Viruses from Ebola to Dengue fever and Chikungunya pose a rising threat to public health, challenging Florida and the nation to coordinate surveillance, response and containment efforts to prevent a disease pandemic, according to infectious disease experts meeting Monday in Fort Lauderdale.
The challenges, according to experts speaking at the annual BioFlorida Conference, a life sciences industry conference, include the need for sustained funding to continuously manufacture and stockpile vaccines, the difficulty of turning political will into swift action, and the question of how to attract private investment in research and development of new therapies.
“It really takes a sustained effort in order to combat these emerging infectious diseases,’’ said Ted Ross, an influenza researcher and program director for the Vaccine and Gene Therapy Institute of Florida in Port St. Lucie.
Ross advocates a robust surveillance network among local, national and international health officials as “one of the best things” to identify and respond to the spread of infectious diseases.
“We’re seeing that currently with the Ebola outbreak,” he said. “Had we been able to get onto this sooner and with more diligence in West Africa, it may not have spread outside of the region — as none of the other Ebola cases that had occurred since 1976 had really spread. So, now we’re playing catch-up.”
The spread of other illnesses has also intensified the focus on public health, including the re-emergence of Dengue fever in the Americas and the spread of the mosquito-borne Chikungunya virus in the Caribbean.
With much of the nation’s public health policy for the prevention of infectious diseases focused on vaccination, though, emerging threats with few therapies can pose a bigger challenge.
Steve Parkinson, chief executive of Lakewood-Amedex Inc., a Sarasota-based developer of new anti-infective pharmaceuticals, advocated for medical innovation to help contain the spread of infectious disease.
Researchers for his company, Parkinson said, have developed pharmaceuticals called biophosphocins with unique molecular structures that can kill many drug-resistant bacteria, and new nanoRNA technology that can prevent a virus from replicating.

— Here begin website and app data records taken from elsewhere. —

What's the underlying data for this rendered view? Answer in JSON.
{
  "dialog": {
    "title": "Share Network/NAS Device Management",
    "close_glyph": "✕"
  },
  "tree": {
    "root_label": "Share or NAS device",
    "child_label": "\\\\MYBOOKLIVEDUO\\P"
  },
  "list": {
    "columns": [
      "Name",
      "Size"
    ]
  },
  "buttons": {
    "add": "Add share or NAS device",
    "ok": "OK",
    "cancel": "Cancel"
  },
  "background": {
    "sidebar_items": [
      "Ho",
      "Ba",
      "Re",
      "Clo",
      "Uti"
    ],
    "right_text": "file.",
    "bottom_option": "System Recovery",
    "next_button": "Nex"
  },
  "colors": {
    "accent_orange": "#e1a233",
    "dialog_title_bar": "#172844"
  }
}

“We’re now going to use this RNA technology,” Parkinson said, “to target some of the emerging problems. Everybody’s got Ebola on their lips. Yes, we’re looking at an Ebola [therapeutic] molecule.”
Monday’s panel on emerging public health concerns was originally scheduled to be moderated by John Armstrong, Florida’s surgeon general and secretary of health. But Armstrong was busy overseeing Florida’s response to Ebola and other public health threats, said Daniel Armstrong, a professor and executive vice chair of pediatrics for the University of Miami’s Miller School of Medicine, who moderated the panel instead.
He opened the discussion by noting the urgency of emerging public health threats from Ebola and Enterovirus, which causes respiratory illness.
“Every newscast is a lead now about infectious disease, quarantines, stopping flights, how hospitals are going to handle these infectious consequences,” he said.
Later Monday, the surgeon general issued a press release from Florida’s Joint Information Center, a central communication office that is part of the state’s preparedness efforts for Ebola.
The press release said the state’s Department of Health has established a system to provide emergency “readiness packages” to hospitals that request them to supplement their existing supplies in the event of a suspected case of Ebola or other serious infectious disease.
“Hospital and healthcare professionals are an integral part of the ongoing preparedness efforts being made to protect Floridians and visitors,” said Armstrong, the surgeon general. “These readiness packages will provide additional tools to protect our patients, healthcare professionals, and communities.”
The packages containing personal protective suits, testing kits and patient supplies will be stationed with each of the state’s seven regional emergency response advisers, who can deliver them to a requesting hospital within three hours.